* [Data about app and page elements]
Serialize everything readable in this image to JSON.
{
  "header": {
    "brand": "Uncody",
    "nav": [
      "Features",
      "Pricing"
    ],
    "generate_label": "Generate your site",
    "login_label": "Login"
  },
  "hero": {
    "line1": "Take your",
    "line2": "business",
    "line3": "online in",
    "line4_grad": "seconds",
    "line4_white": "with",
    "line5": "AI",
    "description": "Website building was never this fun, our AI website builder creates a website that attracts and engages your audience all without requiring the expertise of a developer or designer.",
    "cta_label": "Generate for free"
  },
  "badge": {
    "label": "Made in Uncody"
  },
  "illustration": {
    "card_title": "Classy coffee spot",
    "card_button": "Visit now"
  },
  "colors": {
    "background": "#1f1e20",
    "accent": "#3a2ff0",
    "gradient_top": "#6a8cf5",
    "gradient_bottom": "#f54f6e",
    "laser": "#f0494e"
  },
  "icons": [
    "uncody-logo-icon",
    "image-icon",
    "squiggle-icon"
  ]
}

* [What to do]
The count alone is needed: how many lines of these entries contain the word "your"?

* [Response area]
3